"The record's gone. Along with my World Cup chances, I reckon," said Donald after his Hong Kong horror show. Or "Kieran Read? Never heard of him" said his Principal after Counties Manukau sign him for the NPC.
That kind of stuff is only funny if... no, scratch that, it's never funny. We know the story and how it ends. We know who Kieran Read is. We don't need the wink, wink stuff.
Perhaps I'm being unfair on the writers - let's be honest, rugby players generally aren't well known for their wit and repartee. It just seemed a little too cliched for my liking.
And so to the man himself.
It's fair to describe Beaver's story as a fairytale. He had his detractors, of that their is no doubt. Some were vicious, loud and over the top. And he, ultimately, landed the eponymous kick that allowed the All Blacks to claim only their second World Cup - mere days after he seemed to be trying to drink the Waikato dry of draught.
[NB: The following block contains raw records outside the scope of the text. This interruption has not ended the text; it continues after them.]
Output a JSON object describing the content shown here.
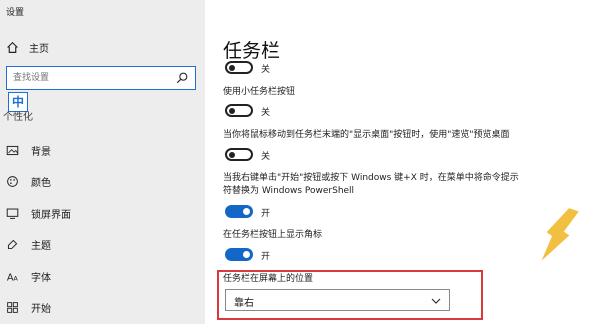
{
  "window": {
    "title": "设置"
  },
  "sidebar": {
    "home_label": "主页",
    "search_placeholder": "查找设置",
    "ime_indicator": "中",
    "section_title_partial": "个性化",
    "items": [
      {
        "label": "背景",
        "icon": "image-icon"
      },
      {
        "label": "颜色",
        "icon": "palette-icon"
      },
      {
        "label": "锁屏界面",
        "icon": "lock-screen-icon"
      },
      {
        "label": "主题",
        "icon": "theme-icon"
      },
      {
        "label": "字体",
        "icon": "font-icon"
      },
      {
        "label": "开始",
        "icon": "start-icon"
      }
    ]
  },
  "main": {
    "title": "任务栏",
    "settings": [
      {
        "label": "",
        "state": "关",
        "on": false
      },
      {
        "label": "使用小任务栏按钮",
        "state": "关",
        "on": false
      },
      {
        "label": "当你将鼠标移动到任务栏末端的\"显示桌面\"按钮时，使用\"速览\"预览桌面",
        "state": "关",
        "on": false
      },
      {
        "label": "当我右键单击\"开始\"按钮或按下 Windows 键+X 时，在菜单中将命令提示符替换为 Windows PowerShell",
        "state": "开",
        "on": true
      },
      {
        "label": "在任务栏按钮上显示角标",
        "state": "开",
        "on": true
      }
    ],
    "position_label": "任务栏在屏幕上的位置",
    "position_value": "靠右"
  },
  "colors": {
    "accent": "#1368c7",
    "highlight": "#d93a3a",
    "arrow": "#f2c040"
  }
}
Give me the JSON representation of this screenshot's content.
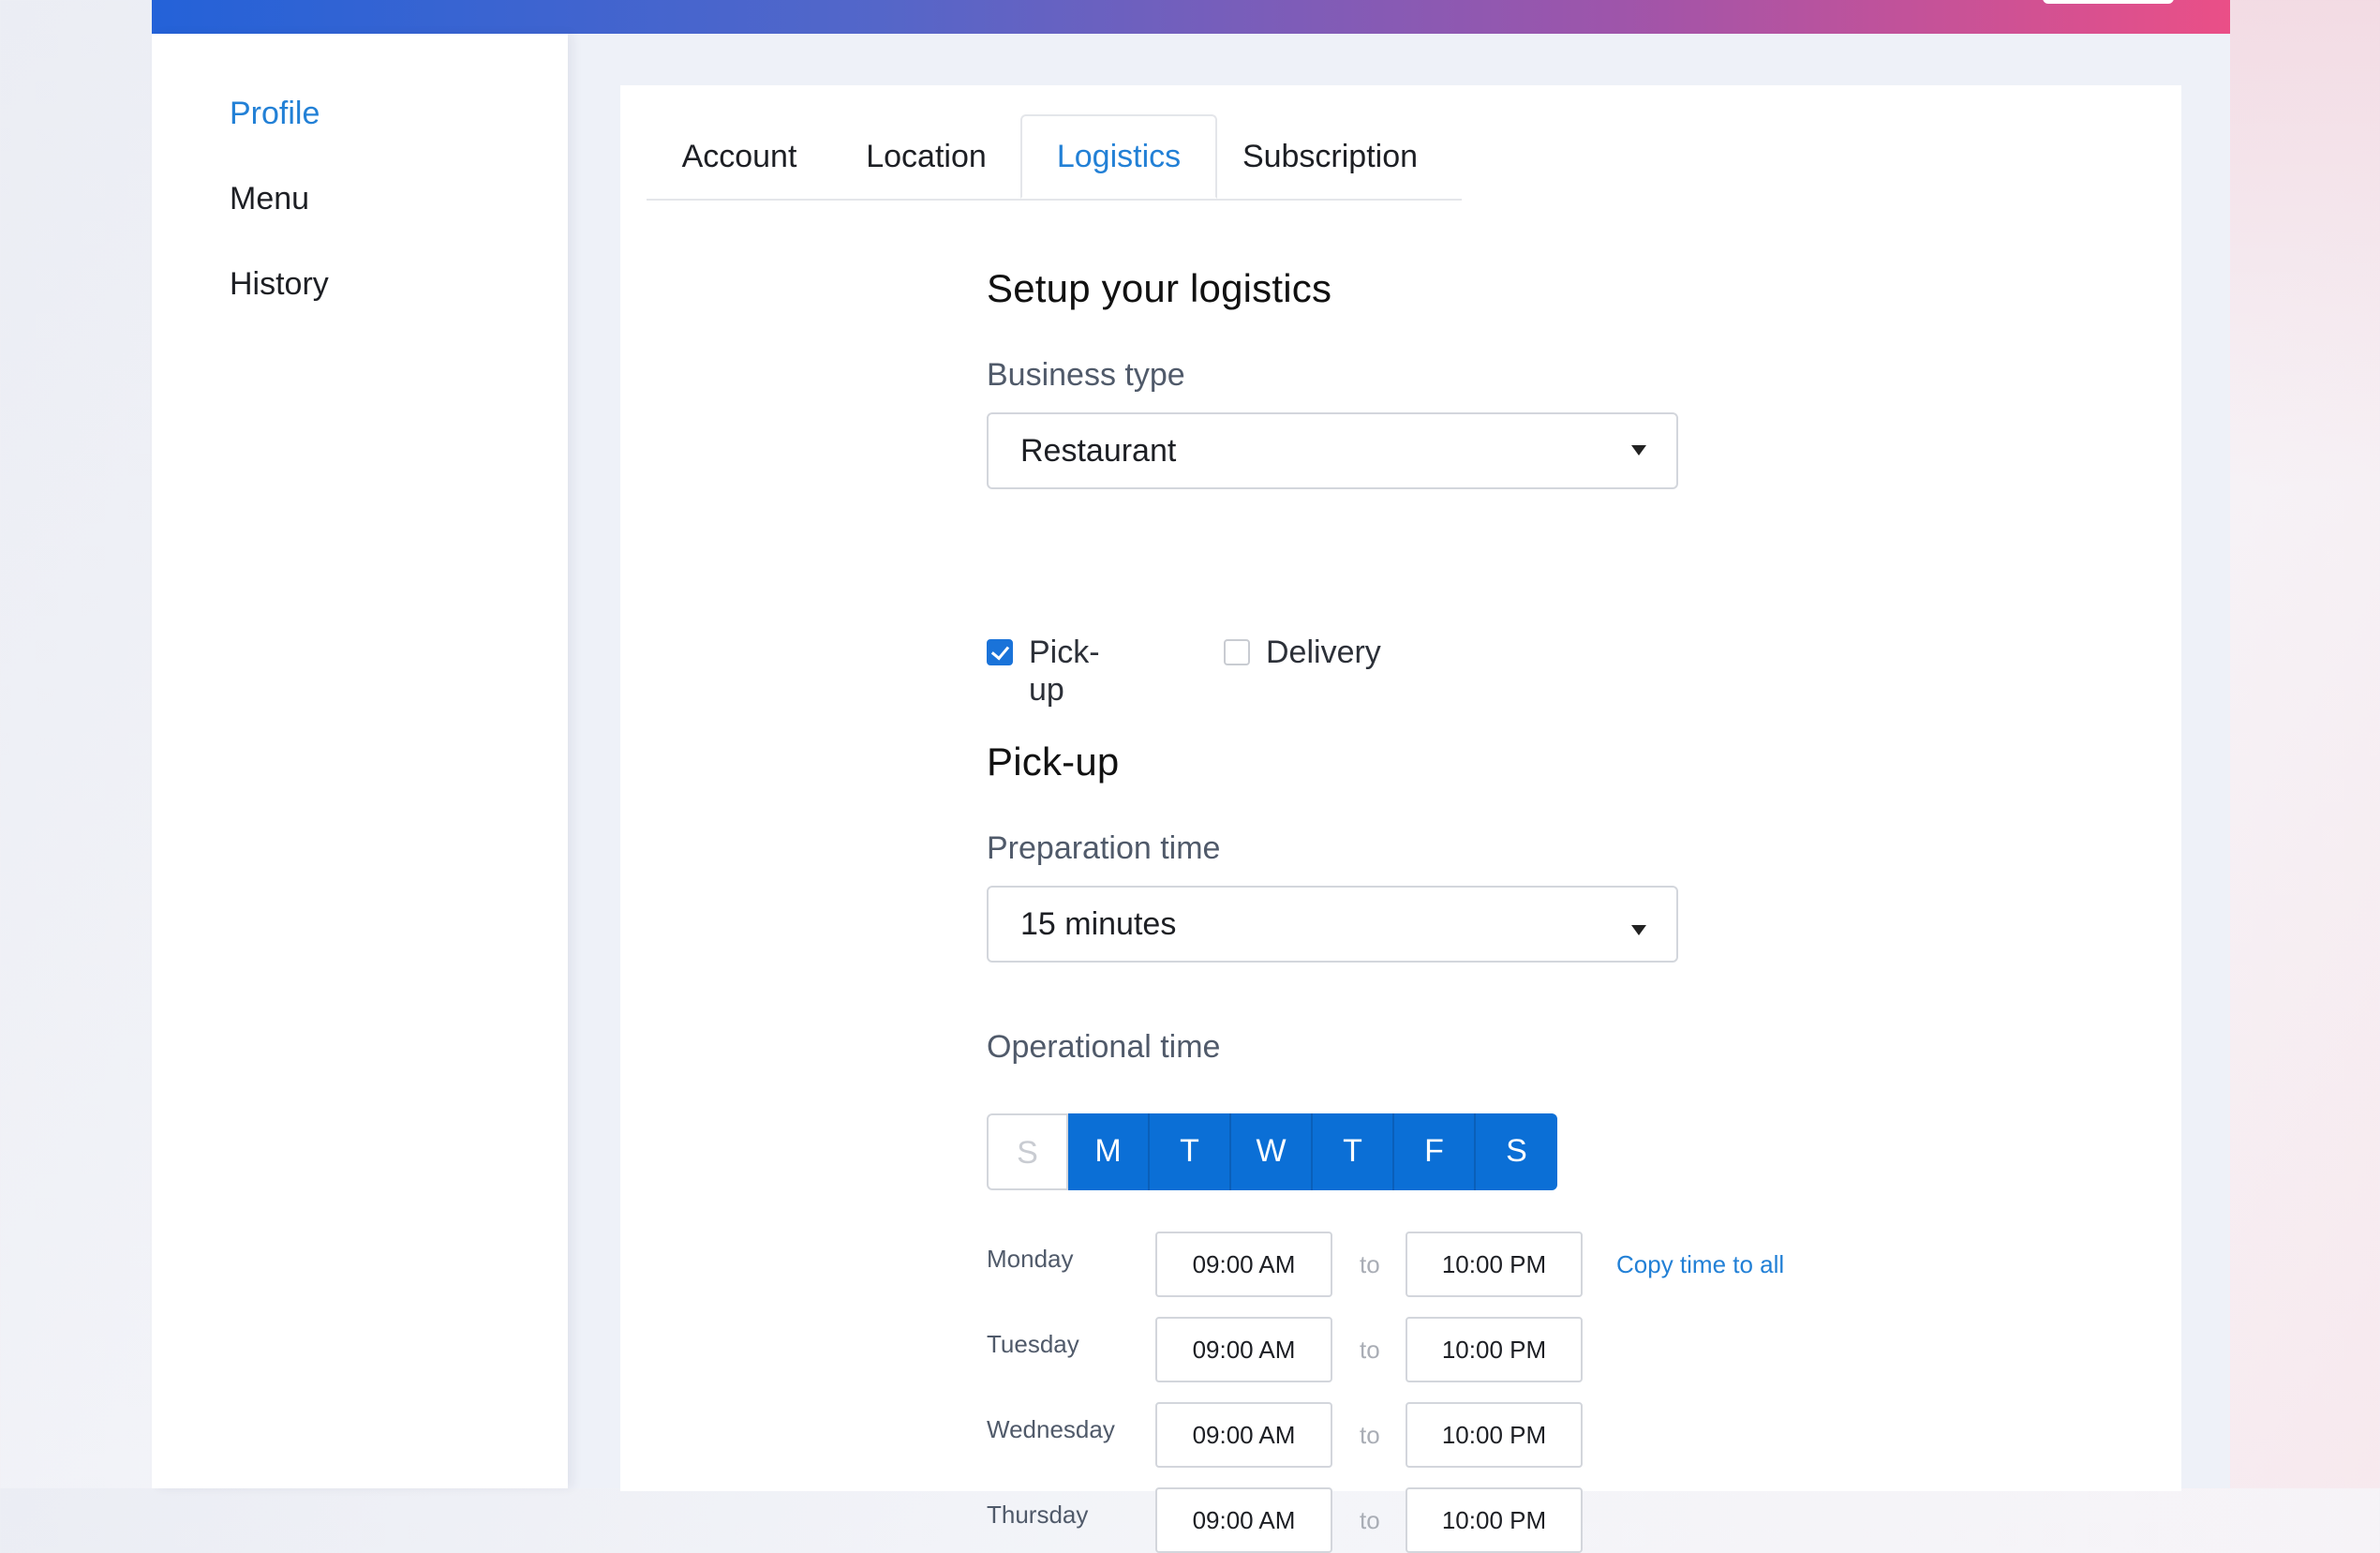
{
  "sidebar": {
    "items": [
      {
        "label": "Profile",
        "active": true
      },
      {
        "label": "Menu",
        "active": false
      },
      {
        "label": "History",
        "active": false
      }
    ]
  },
  "tabs": [
    {
      "label": "Account",
      "active": false
    },
    {
      "label": "Location",
      "active": false
    },
    {
      "label": "Logistics",
      "active": true
    },
    {
      "label": "Subscription",
      "active": false
    }
  ],
  "form": {
    "title": "Setup your logistics",
    "business_type_label": "Business type",
    "business_type_value": "Restaurant",
    "options": {
      "pickup_label": "Pick-up",
      "pickup_checked": true,
      "delivery_label": "Delivery",
      "delivery_checked": false
    },
    "pickup_heading": "Pick-up",
    "prep_label": "Preparation time",
    "prep_value": "15 minutes",
    "operational_label": "Operational time",
    "days": [
      {
        "label": "S",
        "selected": false
      },
      {
        "label": "M",
        "selected": true
      },
      {
        "label": "T",
        "selected": true
      },
      {
        "label": "W",
        "selected": true
      },
      {
        "label": "T",
        "selected": true
      },
      {
        "label": "F",
        "selected": true
      },
      {
        "label": "S",
        "selected": true
      }
    ],
    "to_text": "to",
    "copy_link": "Copy time to all",
    "schedule": [
      {
        "day": "Monday",
        "from": "09:00 AM",
        "to": "10:00 PM"
      },
      {
        "day": "Tuesday",
        "from": "09:00 AM",
        "to": "10:00 PM"
      },
      {
        "day": "Wednesday",
        "from": "09:00 AM",
        "to": "10:00 PM"
      },
      {
        "day": "Thursday",
        "from": "09:00 AM",
        "to": "10:00 PM"
      }
    ]
  },
  "colors": {
    "accent": "#2280d6",
    "day_selected": "#0b6fd6",
    "checkbox_on": "#1a73d9"
  }
}
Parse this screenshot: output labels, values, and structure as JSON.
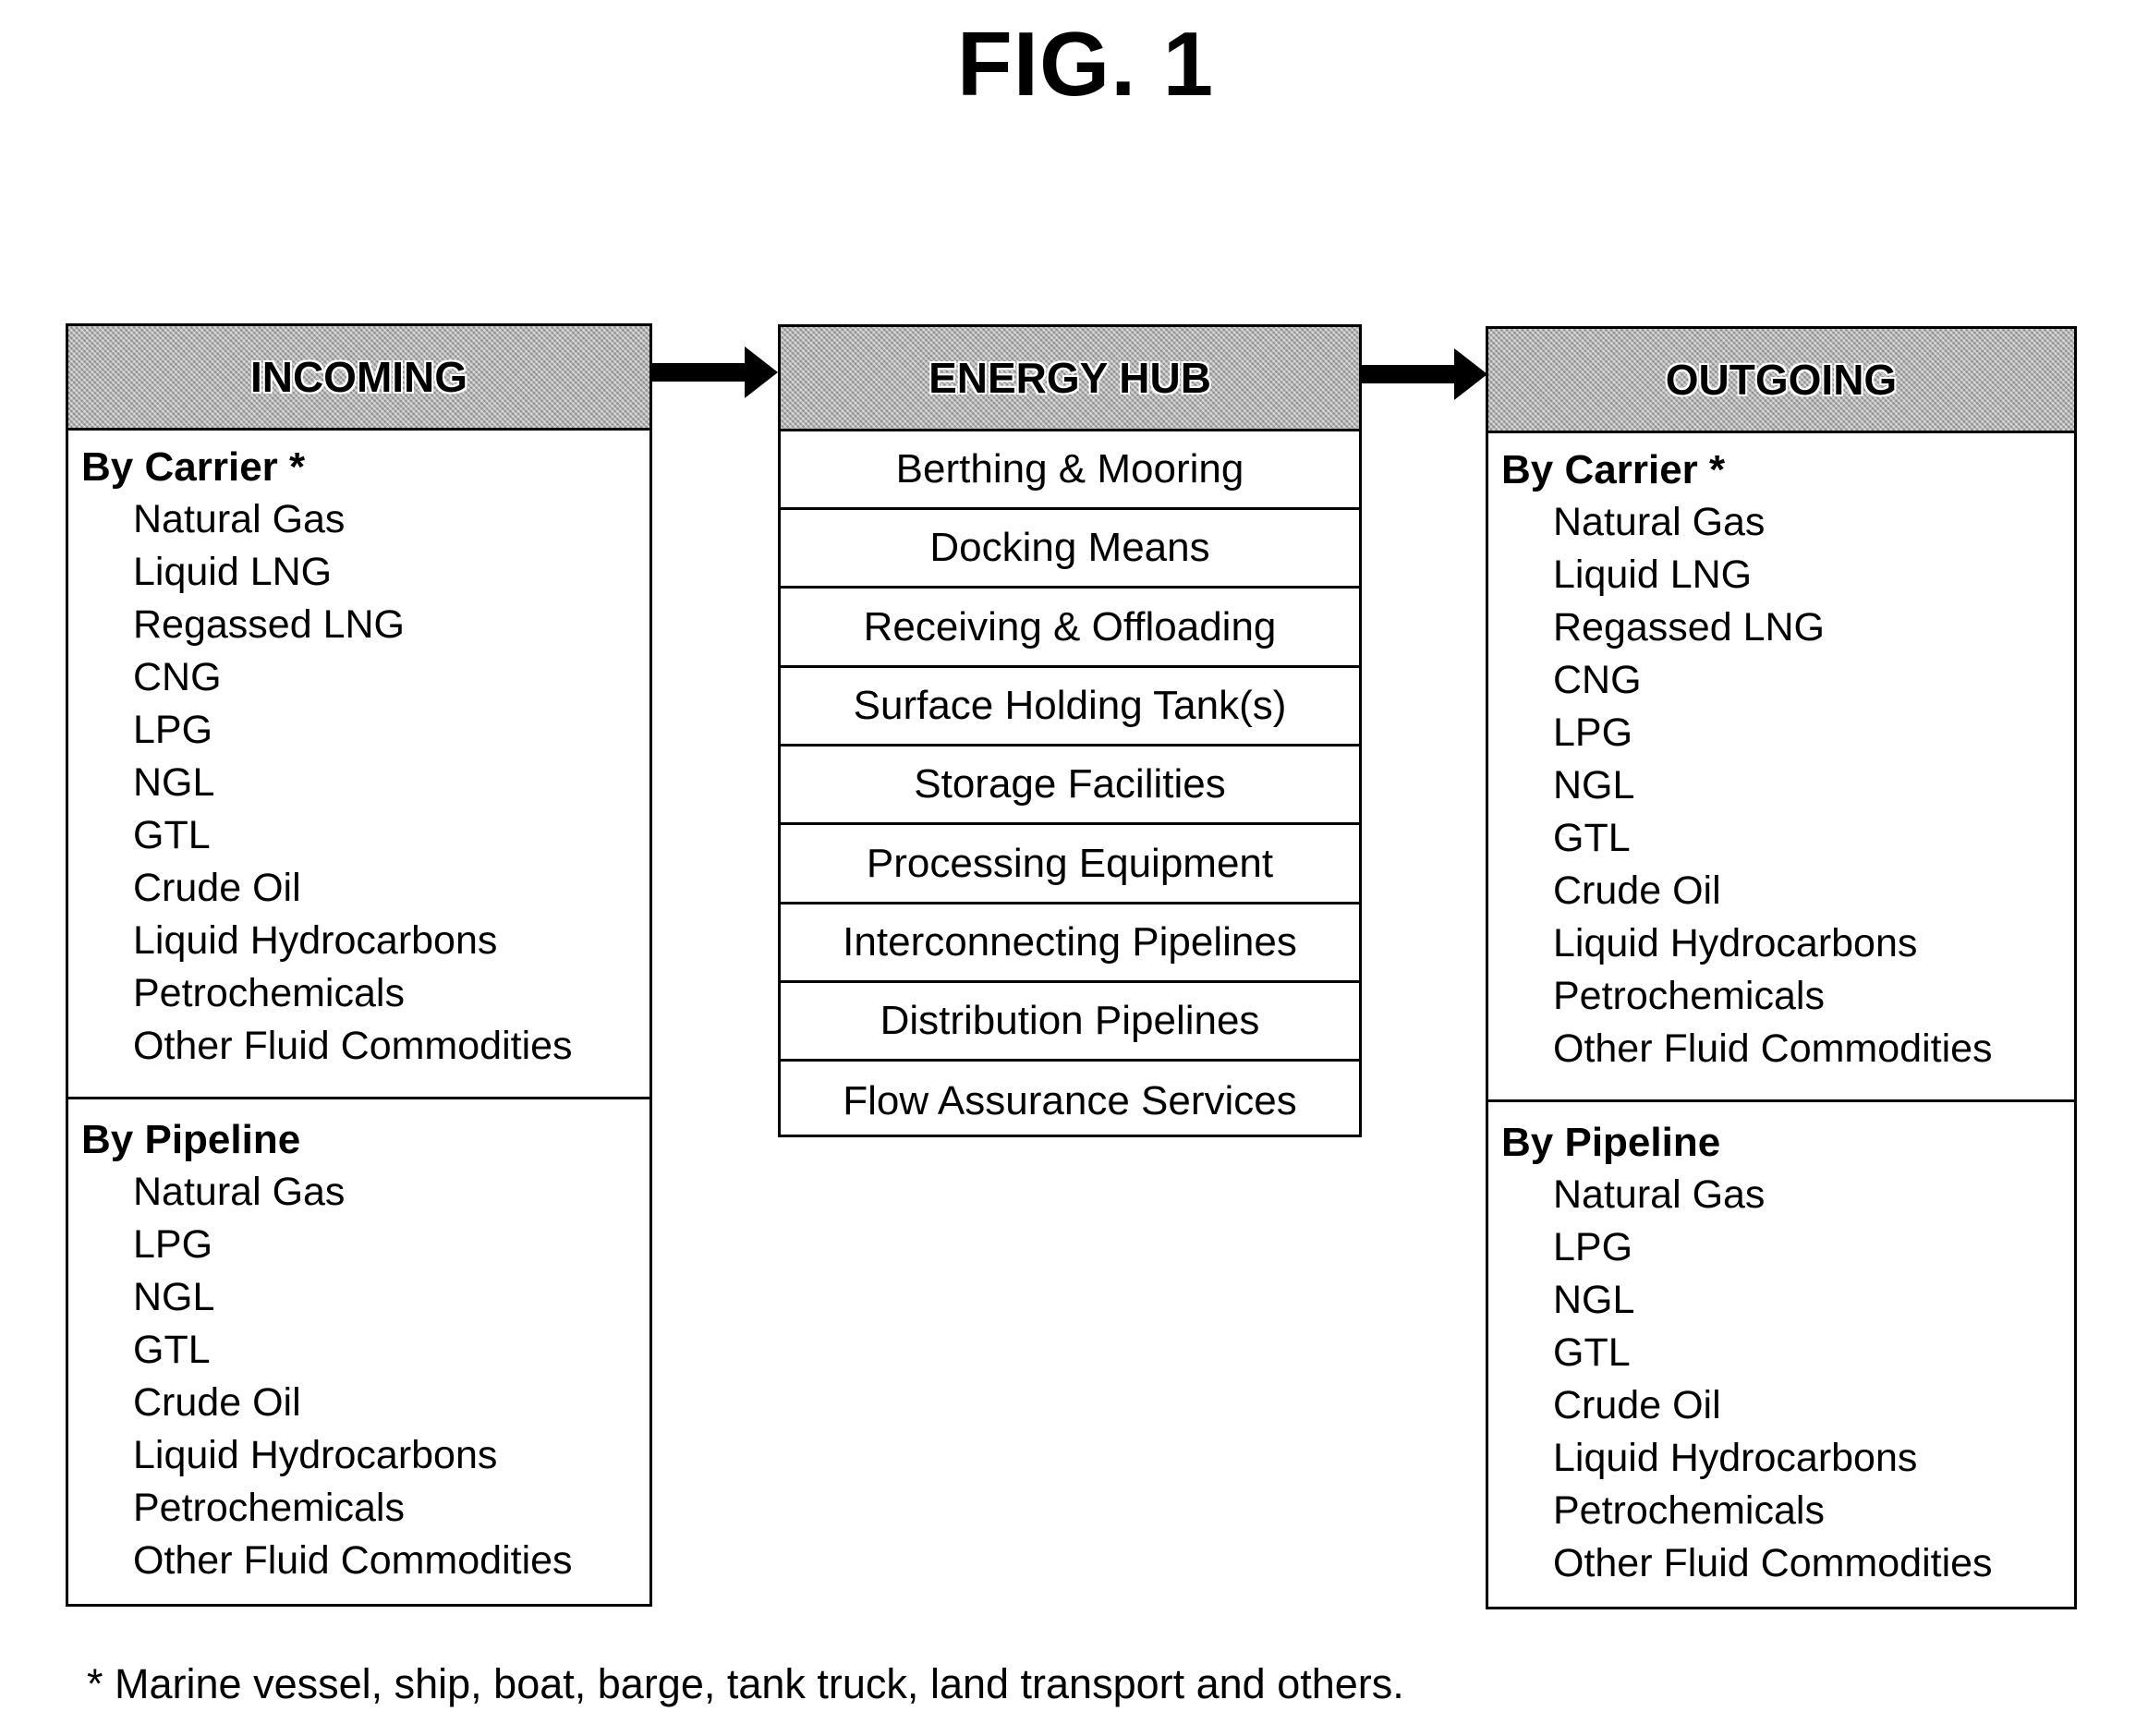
{
  "figure": {
    "title": "FIG. 1"
  },
  "incoming": {
    "header": "INCOMING",
    "by_carrier": {
      "title": "By Carrier *",
      "items": [
        "Natural Gas",
        "Liquid LNG",
        "Regassed LNG",
        "CNG",
        "LPG",
        "NGL",
        "GTL",
        "Crude Oil",
        "Liquid Hydrocarbons",
        "Petrochemicals",
        "Other Fluid Commodities"
      ]
    },
    "by_pipeline": {
      "title": "By Pipeline",
      "items": [
        "Natural Gas",
        "LPG",
        "NGL",
        "GTL",
        "Crude Oil",
        "Liquid Hydrocarbons",
        "Petrochemicals",
        "Other Fluid Commodities"
      ]
    }
  },
  "hub": {
    "header": "ENERGY HUB",
    "rows": [
      "Berthing & Mooring",
      "Docking Means",
      "Receiving & Offloading",
      "Surface Holding Tank(s)",
      "Storage Facilities",
      "Processing Equipment",
      "Interconnecting Pipelines",
      "Distribution Pipelines",
      "Flow Assurance Services"
    ]
  },
  "outgoing": {
    "header": "OUTGOING",
    "by_carrier": {
      "title": "By Carrier *",
      "items": [
        "Natural Gas",
        "Liquid LNG",
        "Regassed LNG",
        "CNG",
        "LPG",
        "NGL",
        "GTL",
        "Crude Oil",
        "Liquid Hydrocarbons",
        "Petrochemicals",
        "Other Fluid Commodities"
      ]
    },
    "by_pipeline": {
      "title": "By Pipeline",
      "items": [
        "Natural Gas",
        "LPG",
        "NGL",
        "GTL",
        "Crude Oil",
        "Liquid Hydrocarbons",
        "Petrochemicals",
        "Other Fluid Commodities"
      ]
    }
  },
  "arrows": [
    {
      "from": "INCOMING",
      "to": "ENERGY HUB",
      "icon": "arrow-right-icon"
    },
    {
      "from": "ENERGY HUB",
      "to": "OUTGOING",
      "icon": "arrow-right-icon"
    }
  ],
  "footnote": "* Marine vessel, ship, boat, barge, tank truck, land transport and others."
}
But let's not kid ourselves that the over-the-top reaction to sporting events doesn't happen nearly ever day in New Zealand. You only need listen to Radio Sport to hear professional sportspeople loudly castigated - by hosts and by callers.
I'm not saying it's right - I'm just saying it hardly makes Beaver unique in the 'most hated' category. And, to be fair, the critics had a point, even if some of them were assholes about it. He made some pretty basic mistakes in the black jersey, particularly in Hong Kong against Australia.
Donald was an excellent Super Rugby player. He was an All Black when the selectors were desperate to find a back-up for Dan Carter. In some ways it was an impossible task - Carter is perhaps the greatest ever and no-one can match up to that - and Beaver would be the first to admit that.
But his All Blacks career was almost glossed over in the film's narrative - it became about two games - the Bledisloe Cup loss and the World Cup win. He actually played another 21 times for the All Blacks, scoring 98 points in total. You wouldn't have known from watching last night, even if it wasn't exactly full of major highlights.
Even now, though, I'm starting to wonder whether I'm analysing it too much. After all, the majority of what appeared on screen actually happened. He really did get a last minute call to play for his country while whitebaiting and score the winning points.
Ah, sod it. I'm nailing my colours to the mast. Beaver is a great guy - I've interviewed him and he was polite, humble and knew what he was speaking about. Not all that common amongst the All Blacks.
Whether the difficulties he faced were over-written or not, he faced up to one of the greatest challenges a professional rugby player could - and succeeded, securing himself a spot in the annals of sporting history at the same time.
From a disliked All Black to the man who will always be just Beaver to the Kiwi public. If you can't take enjoyment out of that, then there is no hope. The Kick isn't going to win any awards.
But there was just something so quintessentially Kiwi about it that I can't help smiling when I think about it.
So bad it's good? The Kick and Stephen Donald's All Blacks career, both.